DATA TO USE.

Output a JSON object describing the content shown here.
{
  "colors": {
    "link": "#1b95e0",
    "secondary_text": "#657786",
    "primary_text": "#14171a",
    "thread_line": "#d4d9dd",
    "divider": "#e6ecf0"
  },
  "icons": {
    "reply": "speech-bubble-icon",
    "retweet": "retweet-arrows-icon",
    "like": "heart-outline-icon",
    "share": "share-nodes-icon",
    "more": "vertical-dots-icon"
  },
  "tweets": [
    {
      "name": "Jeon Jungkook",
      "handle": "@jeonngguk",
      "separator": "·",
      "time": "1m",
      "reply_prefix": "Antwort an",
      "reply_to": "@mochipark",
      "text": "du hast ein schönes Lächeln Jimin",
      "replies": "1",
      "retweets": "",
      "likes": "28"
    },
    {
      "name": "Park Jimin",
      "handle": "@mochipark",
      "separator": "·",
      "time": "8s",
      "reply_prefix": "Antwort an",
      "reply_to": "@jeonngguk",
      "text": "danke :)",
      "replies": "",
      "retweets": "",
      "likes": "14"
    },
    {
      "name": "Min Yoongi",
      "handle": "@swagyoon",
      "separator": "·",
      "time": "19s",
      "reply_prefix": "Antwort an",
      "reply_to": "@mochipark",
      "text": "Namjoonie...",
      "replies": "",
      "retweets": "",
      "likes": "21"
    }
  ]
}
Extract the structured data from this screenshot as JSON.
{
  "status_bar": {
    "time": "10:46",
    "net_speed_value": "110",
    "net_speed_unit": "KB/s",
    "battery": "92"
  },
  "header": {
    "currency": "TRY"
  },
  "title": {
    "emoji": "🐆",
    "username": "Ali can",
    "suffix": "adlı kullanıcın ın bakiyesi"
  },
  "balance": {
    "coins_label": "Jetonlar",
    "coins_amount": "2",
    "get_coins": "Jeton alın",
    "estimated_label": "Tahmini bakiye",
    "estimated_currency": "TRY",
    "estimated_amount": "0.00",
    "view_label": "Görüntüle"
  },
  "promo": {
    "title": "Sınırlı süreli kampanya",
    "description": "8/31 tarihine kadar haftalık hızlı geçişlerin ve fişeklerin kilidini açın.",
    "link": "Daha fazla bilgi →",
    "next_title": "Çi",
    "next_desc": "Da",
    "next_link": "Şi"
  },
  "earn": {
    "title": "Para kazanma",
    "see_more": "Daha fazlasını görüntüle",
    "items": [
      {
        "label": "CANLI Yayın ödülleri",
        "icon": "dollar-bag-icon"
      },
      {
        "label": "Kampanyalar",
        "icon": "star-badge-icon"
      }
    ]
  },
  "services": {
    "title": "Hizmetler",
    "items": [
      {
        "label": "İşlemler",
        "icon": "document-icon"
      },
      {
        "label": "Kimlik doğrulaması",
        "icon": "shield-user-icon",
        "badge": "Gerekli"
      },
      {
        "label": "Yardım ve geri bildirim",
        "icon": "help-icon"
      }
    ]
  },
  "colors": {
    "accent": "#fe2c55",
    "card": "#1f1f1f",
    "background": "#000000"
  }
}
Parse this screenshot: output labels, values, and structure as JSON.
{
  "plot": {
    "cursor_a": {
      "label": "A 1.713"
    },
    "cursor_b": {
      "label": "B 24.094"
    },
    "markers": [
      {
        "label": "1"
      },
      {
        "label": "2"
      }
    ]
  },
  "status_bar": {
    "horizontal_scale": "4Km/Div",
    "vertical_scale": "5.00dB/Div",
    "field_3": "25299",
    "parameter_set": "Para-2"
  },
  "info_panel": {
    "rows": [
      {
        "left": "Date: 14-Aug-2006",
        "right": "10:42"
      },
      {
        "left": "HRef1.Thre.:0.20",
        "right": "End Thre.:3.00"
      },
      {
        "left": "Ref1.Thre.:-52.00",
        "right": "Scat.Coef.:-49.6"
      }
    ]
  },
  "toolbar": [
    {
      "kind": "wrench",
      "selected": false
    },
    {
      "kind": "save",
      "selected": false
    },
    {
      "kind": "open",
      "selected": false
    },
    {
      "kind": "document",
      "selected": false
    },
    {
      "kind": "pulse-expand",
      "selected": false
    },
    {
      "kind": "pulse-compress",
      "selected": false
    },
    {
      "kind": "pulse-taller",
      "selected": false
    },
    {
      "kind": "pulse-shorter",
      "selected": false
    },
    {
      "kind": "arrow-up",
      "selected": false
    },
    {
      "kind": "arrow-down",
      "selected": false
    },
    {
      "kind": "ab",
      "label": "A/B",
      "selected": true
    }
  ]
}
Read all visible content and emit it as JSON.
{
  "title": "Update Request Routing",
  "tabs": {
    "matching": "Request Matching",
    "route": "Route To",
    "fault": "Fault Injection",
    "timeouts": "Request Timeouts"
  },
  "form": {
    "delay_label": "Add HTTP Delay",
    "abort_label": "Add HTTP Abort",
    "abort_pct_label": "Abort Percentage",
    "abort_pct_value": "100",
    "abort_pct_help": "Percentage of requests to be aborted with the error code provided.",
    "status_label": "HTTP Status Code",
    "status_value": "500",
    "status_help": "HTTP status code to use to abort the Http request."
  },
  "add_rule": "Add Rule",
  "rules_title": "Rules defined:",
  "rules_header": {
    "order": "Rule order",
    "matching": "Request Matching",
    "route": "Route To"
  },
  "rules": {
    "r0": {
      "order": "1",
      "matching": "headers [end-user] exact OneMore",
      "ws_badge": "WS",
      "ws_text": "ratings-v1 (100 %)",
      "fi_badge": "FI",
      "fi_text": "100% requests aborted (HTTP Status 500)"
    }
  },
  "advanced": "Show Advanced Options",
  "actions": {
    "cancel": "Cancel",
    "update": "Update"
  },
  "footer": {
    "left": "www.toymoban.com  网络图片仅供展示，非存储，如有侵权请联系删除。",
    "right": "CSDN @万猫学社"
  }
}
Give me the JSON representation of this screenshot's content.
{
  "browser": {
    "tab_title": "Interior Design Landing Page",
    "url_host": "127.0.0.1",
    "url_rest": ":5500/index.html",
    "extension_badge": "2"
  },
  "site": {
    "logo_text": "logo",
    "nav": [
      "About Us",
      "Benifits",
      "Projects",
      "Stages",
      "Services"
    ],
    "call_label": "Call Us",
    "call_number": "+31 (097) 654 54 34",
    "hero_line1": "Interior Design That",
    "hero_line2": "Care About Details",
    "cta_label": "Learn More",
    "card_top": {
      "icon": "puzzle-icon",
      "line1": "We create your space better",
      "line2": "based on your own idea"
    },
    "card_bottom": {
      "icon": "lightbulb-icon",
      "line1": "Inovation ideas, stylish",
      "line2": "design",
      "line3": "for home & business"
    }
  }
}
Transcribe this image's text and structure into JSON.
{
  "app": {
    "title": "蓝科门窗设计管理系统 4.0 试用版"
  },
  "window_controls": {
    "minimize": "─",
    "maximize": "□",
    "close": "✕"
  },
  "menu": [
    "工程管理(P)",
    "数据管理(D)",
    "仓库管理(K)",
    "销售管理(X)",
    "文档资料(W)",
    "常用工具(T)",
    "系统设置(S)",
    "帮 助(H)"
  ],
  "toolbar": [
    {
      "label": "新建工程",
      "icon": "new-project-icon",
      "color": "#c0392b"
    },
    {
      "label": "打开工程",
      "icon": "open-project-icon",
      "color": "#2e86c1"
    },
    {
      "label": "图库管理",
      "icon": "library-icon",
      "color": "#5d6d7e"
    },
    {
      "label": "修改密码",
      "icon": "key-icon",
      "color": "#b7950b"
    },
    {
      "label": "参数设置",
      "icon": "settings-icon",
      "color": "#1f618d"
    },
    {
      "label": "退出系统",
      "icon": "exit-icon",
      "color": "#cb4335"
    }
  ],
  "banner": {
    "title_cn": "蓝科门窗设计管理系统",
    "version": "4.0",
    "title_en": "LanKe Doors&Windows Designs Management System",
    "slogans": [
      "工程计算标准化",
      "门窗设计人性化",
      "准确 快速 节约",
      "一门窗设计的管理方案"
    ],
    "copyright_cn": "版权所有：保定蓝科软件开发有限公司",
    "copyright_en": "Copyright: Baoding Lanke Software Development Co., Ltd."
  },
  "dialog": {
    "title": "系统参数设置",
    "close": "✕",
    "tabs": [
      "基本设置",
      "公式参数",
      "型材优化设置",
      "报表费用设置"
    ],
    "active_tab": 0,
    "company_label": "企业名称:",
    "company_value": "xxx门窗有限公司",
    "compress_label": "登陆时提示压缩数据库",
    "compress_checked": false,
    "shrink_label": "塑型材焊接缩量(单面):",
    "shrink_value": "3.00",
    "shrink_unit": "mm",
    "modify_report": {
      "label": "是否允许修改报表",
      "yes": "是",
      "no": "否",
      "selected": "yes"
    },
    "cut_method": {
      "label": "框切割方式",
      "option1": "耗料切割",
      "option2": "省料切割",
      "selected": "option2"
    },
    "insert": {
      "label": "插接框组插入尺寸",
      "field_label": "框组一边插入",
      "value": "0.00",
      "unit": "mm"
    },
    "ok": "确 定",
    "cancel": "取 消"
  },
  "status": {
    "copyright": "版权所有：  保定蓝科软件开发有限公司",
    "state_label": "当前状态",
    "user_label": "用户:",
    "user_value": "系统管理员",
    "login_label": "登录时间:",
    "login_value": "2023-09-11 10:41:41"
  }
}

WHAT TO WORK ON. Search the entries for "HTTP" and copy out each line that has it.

FINISHED TASK.
    "delay_label": "Add HTTP Delay",
    "abort_label": "Add HTTP Abort",
    "status_label": "HTTP Status Code",
    "status_help": "HTTP status code to use to abort the Http request."
      "fi_text": "100% requests aborted (HTTP Status 500)"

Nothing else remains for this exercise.